*** DATA SUPPLIED

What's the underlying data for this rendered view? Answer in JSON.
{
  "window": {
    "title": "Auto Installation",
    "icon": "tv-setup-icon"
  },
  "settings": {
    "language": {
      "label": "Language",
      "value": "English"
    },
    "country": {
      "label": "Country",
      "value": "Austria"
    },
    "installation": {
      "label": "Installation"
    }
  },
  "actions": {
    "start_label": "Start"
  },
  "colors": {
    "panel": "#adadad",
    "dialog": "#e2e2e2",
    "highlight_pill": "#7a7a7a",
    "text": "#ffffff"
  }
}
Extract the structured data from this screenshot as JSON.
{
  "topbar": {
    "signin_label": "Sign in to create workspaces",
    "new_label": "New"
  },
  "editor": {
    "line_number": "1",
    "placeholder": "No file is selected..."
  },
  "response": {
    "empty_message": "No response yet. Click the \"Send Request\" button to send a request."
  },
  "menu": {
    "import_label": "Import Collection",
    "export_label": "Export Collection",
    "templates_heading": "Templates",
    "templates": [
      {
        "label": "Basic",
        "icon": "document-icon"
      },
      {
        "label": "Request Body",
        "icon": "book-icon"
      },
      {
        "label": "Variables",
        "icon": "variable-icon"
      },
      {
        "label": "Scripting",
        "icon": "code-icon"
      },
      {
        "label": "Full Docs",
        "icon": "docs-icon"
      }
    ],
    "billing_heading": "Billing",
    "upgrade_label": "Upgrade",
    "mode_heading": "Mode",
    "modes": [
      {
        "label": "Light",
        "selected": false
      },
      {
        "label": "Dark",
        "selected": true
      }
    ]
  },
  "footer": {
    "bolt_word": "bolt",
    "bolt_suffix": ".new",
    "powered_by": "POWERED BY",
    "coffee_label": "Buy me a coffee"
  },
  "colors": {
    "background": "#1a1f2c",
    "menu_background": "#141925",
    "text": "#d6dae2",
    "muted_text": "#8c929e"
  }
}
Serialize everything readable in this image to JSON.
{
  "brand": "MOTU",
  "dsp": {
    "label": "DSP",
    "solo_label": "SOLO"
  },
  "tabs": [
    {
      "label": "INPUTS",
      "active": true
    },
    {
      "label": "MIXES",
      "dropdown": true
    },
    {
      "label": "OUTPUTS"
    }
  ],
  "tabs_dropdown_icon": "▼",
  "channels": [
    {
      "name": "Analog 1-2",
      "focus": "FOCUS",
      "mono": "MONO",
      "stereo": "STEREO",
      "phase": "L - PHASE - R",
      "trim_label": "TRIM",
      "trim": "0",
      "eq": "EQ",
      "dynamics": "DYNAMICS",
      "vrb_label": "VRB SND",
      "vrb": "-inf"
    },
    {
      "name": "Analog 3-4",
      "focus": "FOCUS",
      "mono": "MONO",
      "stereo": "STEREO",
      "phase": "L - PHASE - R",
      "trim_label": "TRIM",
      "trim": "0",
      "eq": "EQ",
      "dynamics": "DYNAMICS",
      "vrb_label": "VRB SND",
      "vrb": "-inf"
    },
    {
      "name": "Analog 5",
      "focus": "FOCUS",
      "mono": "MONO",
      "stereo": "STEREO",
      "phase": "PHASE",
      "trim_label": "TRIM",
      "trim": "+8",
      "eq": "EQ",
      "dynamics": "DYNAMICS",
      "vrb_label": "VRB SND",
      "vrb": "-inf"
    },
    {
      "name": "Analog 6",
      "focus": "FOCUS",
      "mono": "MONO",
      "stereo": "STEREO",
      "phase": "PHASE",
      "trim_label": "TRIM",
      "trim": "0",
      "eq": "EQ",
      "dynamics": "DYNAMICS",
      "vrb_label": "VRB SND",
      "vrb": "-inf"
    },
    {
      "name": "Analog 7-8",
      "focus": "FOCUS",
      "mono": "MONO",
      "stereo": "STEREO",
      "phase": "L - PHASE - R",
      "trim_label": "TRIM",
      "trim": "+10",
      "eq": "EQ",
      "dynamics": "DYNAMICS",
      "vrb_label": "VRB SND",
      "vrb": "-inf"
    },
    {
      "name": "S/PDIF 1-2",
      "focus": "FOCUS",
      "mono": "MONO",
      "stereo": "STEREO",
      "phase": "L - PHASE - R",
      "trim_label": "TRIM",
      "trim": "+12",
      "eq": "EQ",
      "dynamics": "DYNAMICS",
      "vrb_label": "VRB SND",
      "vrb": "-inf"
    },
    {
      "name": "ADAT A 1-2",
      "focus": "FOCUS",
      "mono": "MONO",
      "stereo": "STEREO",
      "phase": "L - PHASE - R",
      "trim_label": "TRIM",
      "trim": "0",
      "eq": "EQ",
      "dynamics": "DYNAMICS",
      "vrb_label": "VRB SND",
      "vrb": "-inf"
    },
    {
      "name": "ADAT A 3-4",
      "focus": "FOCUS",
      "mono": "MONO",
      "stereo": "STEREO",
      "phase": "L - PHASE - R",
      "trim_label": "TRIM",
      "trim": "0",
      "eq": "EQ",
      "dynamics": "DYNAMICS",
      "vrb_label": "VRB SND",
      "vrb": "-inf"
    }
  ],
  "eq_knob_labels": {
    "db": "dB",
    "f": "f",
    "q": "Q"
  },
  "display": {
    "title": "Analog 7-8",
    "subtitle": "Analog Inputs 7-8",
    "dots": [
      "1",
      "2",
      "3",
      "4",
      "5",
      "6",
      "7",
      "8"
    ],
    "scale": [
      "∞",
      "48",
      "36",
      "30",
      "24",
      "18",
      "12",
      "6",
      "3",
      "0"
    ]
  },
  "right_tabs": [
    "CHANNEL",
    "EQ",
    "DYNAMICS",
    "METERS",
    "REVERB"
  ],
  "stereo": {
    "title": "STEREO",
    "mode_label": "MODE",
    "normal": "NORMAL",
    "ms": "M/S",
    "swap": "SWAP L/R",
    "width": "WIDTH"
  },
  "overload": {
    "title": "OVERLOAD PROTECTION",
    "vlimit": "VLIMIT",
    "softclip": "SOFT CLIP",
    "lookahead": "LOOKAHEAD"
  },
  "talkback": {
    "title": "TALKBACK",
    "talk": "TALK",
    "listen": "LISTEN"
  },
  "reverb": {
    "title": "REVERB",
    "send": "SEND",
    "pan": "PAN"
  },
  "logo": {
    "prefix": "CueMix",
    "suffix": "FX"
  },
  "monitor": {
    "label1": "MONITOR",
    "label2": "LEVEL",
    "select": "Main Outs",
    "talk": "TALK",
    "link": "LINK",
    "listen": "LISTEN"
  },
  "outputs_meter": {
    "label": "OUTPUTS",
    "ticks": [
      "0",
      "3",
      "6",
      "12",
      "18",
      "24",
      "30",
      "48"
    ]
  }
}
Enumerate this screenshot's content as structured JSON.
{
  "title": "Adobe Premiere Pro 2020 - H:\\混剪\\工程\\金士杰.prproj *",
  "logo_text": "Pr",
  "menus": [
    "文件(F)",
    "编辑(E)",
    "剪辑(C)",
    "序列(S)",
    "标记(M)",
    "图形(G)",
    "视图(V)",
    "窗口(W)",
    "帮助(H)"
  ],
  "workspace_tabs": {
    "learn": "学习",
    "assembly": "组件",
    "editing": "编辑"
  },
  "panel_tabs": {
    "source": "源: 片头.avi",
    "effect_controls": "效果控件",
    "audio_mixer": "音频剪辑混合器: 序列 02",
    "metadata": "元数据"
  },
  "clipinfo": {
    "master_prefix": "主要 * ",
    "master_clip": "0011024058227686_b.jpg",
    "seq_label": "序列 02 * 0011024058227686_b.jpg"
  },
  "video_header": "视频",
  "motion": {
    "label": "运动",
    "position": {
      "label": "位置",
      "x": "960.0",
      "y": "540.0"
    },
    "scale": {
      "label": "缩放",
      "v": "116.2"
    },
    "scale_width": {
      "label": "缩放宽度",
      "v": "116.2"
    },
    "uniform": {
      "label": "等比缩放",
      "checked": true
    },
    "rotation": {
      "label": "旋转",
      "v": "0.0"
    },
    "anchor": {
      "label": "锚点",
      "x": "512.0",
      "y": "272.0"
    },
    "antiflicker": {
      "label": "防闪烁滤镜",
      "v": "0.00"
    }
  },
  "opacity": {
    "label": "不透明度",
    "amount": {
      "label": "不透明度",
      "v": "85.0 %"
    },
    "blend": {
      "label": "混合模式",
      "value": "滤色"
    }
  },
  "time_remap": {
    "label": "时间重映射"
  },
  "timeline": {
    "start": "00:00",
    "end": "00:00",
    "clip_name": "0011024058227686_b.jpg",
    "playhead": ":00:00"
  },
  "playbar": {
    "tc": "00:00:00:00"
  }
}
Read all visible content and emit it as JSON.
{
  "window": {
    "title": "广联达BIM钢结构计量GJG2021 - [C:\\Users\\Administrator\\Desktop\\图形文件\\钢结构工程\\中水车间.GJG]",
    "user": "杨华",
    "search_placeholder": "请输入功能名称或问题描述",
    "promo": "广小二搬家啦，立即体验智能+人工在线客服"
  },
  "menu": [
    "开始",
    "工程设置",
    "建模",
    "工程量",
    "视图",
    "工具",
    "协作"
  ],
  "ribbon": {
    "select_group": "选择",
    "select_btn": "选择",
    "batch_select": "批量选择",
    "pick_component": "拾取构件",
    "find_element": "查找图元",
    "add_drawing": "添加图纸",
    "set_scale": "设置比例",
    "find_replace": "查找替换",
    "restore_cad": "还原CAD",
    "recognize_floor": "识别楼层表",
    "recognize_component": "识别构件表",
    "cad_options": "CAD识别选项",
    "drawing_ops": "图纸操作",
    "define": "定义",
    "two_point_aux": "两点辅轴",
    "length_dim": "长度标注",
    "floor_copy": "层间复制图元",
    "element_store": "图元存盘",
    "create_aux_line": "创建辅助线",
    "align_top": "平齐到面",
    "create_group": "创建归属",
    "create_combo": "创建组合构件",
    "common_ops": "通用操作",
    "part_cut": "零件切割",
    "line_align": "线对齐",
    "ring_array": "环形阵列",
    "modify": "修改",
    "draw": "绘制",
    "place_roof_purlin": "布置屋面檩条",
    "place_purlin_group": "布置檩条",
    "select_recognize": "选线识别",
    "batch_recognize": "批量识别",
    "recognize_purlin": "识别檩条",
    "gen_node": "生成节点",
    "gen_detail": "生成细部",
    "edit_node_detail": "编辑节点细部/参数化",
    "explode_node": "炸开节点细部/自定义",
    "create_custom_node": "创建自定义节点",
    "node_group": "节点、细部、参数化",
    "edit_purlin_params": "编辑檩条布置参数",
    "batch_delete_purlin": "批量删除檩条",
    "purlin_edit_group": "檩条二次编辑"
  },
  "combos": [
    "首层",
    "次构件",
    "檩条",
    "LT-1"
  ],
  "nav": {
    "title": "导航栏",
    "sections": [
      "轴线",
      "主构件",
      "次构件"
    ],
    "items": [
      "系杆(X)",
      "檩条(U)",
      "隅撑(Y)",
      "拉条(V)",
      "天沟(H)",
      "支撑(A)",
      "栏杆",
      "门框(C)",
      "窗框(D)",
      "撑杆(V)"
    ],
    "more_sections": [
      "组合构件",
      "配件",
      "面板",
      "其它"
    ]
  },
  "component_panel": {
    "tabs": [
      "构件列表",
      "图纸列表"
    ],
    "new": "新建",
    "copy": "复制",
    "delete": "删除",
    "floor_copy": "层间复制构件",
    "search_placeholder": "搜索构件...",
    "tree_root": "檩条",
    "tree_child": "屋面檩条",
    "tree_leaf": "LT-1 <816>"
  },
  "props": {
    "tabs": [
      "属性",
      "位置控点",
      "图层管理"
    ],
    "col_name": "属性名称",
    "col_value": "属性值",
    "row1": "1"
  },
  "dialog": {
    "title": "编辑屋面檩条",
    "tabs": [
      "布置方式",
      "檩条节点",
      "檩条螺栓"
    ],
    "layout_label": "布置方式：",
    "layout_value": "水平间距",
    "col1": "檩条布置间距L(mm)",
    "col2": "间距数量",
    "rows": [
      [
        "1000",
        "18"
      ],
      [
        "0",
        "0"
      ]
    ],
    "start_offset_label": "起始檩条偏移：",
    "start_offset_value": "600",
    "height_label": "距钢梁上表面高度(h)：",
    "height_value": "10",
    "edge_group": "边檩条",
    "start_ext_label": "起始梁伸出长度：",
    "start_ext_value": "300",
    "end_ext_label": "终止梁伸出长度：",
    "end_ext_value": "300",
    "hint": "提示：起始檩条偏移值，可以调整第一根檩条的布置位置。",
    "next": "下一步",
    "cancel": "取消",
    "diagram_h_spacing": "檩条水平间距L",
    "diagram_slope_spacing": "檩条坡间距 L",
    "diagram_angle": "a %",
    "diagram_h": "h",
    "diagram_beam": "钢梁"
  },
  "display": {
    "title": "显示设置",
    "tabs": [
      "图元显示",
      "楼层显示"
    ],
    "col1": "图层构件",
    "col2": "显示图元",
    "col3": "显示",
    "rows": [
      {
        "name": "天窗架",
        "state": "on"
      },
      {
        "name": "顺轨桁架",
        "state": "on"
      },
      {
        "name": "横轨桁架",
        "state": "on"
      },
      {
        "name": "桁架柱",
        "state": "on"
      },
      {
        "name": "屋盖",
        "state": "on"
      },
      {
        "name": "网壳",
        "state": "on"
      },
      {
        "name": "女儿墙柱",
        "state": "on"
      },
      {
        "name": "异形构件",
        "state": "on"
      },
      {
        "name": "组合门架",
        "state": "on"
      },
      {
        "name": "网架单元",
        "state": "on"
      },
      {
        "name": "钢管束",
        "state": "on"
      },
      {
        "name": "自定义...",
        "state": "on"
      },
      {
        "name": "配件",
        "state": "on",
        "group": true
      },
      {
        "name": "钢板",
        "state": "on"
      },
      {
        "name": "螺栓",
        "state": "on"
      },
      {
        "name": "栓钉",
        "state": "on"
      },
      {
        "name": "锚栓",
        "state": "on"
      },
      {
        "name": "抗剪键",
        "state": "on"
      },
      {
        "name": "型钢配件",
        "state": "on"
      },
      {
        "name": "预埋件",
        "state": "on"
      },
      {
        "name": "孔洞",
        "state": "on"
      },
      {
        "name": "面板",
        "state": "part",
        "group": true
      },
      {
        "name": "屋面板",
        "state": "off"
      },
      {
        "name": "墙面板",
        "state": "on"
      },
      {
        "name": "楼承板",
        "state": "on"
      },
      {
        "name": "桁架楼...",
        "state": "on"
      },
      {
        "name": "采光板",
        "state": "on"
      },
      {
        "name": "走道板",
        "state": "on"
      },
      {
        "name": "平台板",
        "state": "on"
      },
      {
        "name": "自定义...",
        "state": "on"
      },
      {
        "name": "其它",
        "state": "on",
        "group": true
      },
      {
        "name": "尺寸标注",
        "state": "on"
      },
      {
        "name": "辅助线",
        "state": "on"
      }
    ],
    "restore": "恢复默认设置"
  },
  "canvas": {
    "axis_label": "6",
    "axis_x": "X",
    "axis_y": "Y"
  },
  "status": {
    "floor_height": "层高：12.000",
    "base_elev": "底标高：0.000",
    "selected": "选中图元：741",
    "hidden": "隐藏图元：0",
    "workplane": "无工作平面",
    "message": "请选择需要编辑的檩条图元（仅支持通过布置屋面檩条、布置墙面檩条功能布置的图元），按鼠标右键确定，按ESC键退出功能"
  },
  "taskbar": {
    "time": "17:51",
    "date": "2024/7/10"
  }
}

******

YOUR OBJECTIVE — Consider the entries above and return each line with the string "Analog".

FINISHED TASK —
      "name": "Analog 1-2",
      "name": "Analog 3-4",
      "name": "Analog 5",
      "name": "Analog 6",
      "name": "Analog 7-8",
    "title": "Analog 7-8",
    "subtitle": "Analog Inputs 7-8",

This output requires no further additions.